CELEBRATED POET and critic Alicia Suskin Ostriker will present “Midrash Poetry: Spinning the Sacred Texts” on Sunday, May 22, at the Jewish Museum of New Jersey in Newark.
A Princeton resident and professor emerita of English at Rutgers University, Ostriker teaches in the master of fine arts program at Drew University in Madison.
In a 2012 interview with NJJN, she said her 14th collection, The Book of Life: Selected Jewish Poems, 1979-2011, includes “family poems, poems dealing with the Holocaust, with Israel, with spiritual quest, with what it means to be a woman within Judaism, and how our understanding may change as we move into the future.”
“Whether I am exploring personal life, or politics, or what we can possibly mean by God, the urge and the urgency remain the same.”
Her 1994 book, The Nakedness of the Fathers: Biblical Visions and Revisions — her first specifically about being a Jewish woman — is, she said, “a combination of prose and poetry, midrash and autobiography, from my 20th-century Jewish woman’s perspective.”

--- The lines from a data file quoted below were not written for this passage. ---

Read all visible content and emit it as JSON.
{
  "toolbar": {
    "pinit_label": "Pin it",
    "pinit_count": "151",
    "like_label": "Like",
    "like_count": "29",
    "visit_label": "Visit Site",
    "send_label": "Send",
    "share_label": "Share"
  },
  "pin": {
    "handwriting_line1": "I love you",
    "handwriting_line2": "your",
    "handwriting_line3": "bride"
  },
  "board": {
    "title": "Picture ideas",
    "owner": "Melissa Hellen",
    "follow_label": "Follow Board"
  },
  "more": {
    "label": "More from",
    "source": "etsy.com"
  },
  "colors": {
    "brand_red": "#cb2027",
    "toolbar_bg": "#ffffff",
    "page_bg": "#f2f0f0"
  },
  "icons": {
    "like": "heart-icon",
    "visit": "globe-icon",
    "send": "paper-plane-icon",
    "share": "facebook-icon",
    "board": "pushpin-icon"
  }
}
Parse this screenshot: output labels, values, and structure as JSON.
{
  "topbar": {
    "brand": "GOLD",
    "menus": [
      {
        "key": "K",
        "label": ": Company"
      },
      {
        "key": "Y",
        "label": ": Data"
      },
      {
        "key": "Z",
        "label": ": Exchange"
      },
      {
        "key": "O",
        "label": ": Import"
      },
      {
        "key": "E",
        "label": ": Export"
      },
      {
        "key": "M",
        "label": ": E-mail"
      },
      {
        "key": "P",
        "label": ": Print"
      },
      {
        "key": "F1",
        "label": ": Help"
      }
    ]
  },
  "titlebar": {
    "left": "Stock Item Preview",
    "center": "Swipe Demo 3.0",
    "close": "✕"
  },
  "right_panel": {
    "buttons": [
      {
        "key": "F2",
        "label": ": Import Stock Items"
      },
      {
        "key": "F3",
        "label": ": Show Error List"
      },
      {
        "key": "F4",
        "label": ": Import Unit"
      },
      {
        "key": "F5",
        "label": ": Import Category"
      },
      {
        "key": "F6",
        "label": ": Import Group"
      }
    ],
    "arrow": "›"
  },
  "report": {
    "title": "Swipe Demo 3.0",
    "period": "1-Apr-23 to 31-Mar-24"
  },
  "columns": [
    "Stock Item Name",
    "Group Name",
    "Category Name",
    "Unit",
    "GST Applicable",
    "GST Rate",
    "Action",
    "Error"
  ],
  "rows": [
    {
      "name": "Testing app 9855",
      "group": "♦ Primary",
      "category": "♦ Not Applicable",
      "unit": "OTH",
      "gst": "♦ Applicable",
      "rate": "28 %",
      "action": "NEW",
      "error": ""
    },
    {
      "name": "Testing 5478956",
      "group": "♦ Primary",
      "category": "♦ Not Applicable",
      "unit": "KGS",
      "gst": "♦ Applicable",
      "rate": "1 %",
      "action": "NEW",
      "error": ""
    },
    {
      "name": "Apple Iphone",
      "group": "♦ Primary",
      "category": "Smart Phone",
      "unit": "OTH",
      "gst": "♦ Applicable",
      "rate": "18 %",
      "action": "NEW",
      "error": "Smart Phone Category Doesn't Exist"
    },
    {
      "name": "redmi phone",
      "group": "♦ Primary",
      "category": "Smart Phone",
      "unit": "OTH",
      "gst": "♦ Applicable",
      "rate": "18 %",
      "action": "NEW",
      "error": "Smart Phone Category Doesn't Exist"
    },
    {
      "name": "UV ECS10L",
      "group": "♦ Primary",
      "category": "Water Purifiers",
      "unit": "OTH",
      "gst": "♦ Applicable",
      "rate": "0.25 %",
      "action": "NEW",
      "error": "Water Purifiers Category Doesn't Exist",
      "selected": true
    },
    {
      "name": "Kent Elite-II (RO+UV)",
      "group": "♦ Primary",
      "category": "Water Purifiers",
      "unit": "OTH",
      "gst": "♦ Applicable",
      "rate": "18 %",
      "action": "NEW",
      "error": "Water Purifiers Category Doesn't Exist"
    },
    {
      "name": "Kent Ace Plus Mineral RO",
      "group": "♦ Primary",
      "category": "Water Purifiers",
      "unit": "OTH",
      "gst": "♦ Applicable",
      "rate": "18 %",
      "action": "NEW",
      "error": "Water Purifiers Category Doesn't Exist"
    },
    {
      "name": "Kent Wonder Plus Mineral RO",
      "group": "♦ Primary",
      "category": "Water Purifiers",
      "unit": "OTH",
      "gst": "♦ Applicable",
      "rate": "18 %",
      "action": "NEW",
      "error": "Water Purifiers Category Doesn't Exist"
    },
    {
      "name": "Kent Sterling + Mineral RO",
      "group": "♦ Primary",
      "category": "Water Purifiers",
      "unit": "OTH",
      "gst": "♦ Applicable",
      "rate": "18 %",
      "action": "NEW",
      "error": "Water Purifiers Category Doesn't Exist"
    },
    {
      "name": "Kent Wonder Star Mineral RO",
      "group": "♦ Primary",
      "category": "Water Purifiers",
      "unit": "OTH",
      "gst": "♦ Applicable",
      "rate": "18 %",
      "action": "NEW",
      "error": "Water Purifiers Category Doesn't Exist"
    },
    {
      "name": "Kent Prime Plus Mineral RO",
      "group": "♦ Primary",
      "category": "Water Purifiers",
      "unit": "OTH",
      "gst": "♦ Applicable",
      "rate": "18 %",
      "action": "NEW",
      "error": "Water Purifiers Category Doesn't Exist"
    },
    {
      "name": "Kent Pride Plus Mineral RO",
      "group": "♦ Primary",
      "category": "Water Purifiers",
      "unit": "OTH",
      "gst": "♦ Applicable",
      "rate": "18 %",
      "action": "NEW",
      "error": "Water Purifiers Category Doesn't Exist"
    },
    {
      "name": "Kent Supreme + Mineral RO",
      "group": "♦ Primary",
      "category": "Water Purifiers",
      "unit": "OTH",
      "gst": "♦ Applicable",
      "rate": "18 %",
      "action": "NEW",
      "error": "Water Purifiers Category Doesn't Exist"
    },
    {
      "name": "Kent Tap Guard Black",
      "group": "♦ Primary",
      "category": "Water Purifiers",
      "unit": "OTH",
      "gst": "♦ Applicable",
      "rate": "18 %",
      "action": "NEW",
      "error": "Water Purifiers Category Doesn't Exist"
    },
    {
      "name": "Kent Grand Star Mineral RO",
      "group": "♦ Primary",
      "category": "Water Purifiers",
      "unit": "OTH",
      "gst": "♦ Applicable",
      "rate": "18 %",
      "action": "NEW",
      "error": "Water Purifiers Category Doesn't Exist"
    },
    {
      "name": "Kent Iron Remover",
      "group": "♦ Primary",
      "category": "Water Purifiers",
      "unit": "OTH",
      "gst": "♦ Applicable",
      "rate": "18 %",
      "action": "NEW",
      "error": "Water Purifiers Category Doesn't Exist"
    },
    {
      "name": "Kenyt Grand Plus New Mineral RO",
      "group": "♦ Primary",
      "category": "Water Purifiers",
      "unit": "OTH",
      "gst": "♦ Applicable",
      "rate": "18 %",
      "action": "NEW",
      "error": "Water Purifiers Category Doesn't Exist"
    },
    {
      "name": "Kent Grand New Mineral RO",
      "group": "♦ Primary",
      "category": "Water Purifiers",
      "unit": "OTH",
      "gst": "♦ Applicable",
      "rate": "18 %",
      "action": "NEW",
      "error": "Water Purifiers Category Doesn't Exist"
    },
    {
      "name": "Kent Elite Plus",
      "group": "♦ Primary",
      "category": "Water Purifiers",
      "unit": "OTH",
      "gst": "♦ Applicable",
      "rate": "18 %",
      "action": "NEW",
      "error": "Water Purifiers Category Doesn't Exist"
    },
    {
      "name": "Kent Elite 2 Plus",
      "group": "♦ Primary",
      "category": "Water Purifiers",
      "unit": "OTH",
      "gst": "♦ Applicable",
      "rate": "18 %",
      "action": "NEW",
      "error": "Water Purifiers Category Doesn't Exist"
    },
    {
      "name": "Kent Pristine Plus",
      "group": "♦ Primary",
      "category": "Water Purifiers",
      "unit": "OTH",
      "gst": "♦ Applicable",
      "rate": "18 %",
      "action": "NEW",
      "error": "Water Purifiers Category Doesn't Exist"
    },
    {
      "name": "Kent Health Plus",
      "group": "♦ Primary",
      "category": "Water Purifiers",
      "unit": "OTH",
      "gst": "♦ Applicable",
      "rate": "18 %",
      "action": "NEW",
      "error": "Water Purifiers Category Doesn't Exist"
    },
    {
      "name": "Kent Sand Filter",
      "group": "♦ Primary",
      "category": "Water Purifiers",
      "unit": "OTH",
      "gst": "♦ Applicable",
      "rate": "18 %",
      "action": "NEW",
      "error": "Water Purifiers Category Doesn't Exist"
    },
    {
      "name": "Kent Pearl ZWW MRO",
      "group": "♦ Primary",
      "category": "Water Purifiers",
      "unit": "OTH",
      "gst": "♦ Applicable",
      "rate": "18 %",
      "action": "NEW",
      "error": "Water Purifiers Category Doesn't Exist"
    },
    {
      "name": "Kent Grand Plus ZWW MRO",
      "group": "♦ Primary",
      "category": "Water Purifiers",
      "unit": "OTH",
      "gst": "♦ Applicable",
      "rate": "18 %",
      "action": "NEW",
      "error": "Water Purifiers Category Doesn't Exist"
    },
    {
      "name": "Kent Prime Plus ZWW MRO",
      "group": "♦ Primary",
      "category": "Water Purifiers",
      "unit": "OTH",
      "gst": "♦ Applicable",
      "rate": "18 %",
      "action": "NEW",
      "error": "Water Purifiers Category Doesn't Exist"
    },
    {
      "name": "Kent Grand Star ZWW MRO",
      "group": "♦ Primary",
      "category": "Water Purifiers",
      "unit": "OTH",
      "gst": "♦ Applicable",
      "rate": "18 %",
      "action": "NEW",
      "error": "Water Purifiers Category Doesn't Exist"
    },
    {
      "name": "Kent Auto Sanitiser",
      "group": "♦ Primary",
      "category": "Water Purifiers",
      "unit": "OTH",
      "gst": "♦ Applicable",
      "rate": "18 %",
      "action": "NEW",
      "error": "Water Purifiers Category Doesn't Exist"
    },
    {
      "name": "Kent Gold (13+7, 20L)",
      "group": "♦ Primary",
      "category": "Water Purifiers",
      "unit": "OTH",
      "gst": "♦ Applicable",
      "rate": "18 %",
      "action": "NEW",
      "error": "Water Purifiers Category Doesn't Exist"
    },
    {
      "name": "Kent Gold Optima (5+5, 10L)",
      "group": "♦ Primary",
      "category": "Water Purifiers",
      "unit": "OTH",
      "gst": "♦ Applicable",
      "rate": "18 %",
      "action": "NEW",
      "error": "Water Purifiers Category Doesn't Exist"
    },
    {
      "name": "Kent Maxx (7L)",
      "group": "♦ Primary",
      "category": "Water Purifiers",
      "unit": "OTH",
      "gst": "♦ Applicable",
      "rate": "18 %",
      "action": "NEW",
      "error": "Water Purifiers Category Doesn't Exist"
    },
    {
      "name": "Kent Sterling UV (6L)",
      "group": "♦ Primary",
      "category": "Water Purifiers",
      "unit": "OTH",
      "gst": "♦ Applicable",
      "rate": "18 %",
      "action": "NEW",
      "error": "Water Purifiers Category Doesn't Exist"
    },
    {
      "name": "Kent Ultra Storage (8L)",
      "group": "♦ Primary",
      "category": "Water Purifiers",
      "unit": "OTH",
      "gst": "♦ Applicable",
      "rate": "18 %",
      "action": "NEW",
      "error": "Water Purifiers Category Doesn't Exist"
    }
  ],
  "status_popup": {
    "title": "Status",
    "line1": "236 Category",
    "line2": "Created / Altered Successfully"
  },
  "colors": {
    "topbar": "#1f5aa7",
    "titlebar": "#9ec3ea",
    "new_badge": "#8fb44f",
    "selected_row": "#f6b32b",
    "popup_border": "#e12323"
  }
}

“I have always written as a Jew because I am a Jew, but I only started putting my Jewish identity and my wrestling with tradition front and center in the mid-’80s,” said Ostriker. “I started writing midrash before I even knew the word. It was rather frightening at first, and then I discovered that others were doing it, and had been doing it, forever.”